Love wave dispersion in central North America determined using absolute displacement seismograms from high-rate GPS
We use seismic array processing of high-rate GPS (HRGPS) displacement time series from the Great, 2004, Mw 9+, Sumatra-Andaman earthquake recorded at over 90 nonuniformly distributed HRGPS stations in central North America to determine the fundamental Love wave phase velocity dispersion curve there. These measurements were performed using frequency domain beam forming, which we show reduces the effects of GPS multipath and common mode noise on the measurement of surface wave phase velocity and azimuth. Our HRGPS based results for surface wave phase velocity agree well with those obtained from 28 broadband seismometers between periods of 20 to 300 s. By separating waves based on their apparent velocity, beam forming supports the simple model for relative displacement HRGPS time series as being the difference between the reference and kinematic station's absolute displacements. Beam forming also demonstrates that for differential GPS processing the infinite apparent velocity beam of an array is composed of the sum of common mode noise and the reference station's absolute displacements, multipath and noise. We show the infinite apparent velocity beam, which we call the generalized spatial filter, is similar to the spatial filter commonly used to remove common mode noise from HRGPS seismograms and can be used to produce absolute displacement time series for the kinematic stations with reduced common mode noise. Beam forming also suggests a filtering method, complimentary to sidereal filtering, to produce GPS multipath reduced HRGPS time series. Copyright 2009 by the American Geophysical Union.

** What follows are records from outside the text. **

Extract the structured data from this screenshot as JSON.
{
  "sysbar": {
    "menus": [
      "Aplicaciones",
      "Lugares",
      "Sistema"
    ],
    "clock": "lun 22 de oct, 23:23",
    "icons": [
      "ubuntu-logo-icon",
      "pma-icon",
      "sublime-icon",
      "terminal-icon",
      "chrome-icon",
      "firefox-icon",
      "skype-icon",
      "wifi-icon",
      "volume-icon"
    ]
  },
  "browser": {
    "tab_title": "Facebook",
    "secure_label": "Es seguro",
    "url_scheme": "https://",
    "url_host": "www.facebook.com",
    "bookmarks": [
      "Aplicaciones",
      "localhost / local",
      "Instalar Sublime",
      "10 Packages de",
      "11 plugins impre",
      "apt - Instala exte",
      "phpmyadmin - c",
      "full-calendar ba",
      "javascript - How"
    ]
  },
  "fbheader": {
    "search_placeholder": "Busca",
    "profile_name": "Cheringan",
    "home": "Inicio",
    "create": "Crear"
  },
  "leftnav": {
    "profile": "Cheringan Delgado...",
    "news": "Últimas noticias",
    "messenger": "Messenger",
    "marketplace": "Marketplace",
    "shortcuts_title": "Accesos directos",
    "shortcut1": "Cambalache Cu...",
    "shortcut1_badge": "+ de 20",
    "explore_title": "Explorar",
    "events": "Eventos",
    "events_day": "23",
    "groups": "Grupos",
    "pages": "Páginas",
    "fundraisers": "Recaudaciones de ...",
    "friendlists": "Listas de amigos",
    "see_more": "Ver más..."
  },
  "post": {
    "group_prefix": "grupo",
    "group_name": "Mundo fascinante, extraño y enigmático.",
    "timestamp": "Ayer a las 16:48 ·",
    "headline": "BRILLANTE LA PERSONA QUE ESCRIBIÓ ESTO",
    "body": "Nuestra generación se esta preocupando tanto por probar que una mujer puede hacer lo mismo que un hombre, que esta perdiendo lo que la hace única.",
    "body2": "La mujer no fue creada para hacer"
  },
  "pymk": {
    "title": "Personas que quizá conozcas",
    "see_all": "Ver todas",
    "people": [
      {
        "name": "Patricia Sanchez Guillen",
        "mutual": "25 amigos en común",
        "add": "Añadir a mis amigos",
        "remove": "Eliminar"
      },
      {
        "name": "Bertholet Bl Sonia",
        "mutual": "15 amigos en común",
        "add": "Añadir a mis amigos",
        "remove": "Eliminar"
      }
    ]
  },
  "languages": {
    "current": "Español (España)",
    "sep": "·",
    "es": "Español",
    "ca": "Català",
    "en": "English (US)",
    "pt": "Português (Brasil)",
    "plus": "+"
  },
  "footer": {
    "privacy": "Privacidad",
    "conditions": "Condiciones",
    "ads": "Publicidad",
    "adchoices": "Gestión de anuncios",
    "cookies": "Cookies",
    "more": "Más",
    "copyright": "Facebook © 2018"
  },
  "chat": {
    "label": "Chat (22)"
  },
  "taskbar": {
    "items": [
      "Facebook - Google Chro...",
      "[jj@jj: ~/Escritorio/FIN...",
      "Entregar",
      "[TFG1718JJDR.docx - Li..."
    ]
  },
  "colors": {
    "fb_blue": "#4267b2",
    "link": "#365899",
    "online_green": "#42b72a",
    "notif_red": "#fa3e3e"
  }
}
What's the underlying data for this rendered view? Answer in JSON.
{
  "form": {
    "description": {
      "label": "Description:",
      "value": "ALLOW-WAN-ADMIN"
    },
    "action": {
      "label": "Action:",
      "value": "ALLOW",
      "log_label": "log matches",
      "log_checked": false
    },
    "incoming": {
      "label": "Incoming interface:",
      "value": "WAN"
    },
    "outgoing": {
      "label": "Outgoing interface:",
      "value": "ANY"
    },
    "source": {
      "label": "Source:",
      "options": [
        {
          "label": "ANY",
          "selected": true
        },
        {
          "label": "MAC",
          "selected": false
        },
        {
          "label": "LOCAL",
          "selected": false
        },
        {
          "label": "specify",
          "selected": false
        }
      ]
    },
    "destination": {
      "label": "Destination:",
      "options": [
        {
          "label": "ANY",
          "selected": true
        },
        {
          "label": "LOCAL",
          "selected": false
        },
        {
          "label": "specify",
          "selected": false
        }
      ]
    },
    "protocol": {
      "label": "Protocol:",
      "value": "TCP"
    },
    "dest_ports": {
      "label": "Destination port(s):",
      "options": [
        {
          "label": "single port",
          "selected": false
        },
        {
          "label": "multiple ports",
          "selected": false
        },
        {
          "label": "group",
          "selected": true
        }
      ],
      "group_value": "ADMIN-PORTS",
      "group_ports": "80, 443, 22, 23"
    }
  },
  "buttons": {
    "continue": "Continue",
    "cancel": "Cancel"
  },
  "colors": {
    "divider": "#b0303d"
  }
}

Journal of Geophysical Research: Solid Earth
Davis, J., & Smalley, R. (2009). Love wave dispersion in central North America determined using absolute displacement seismograms from high-rate GPS. Journal of Geophysical Research: Solid Earth, 114 (11) https://doi.org/10.1029/2009JB006288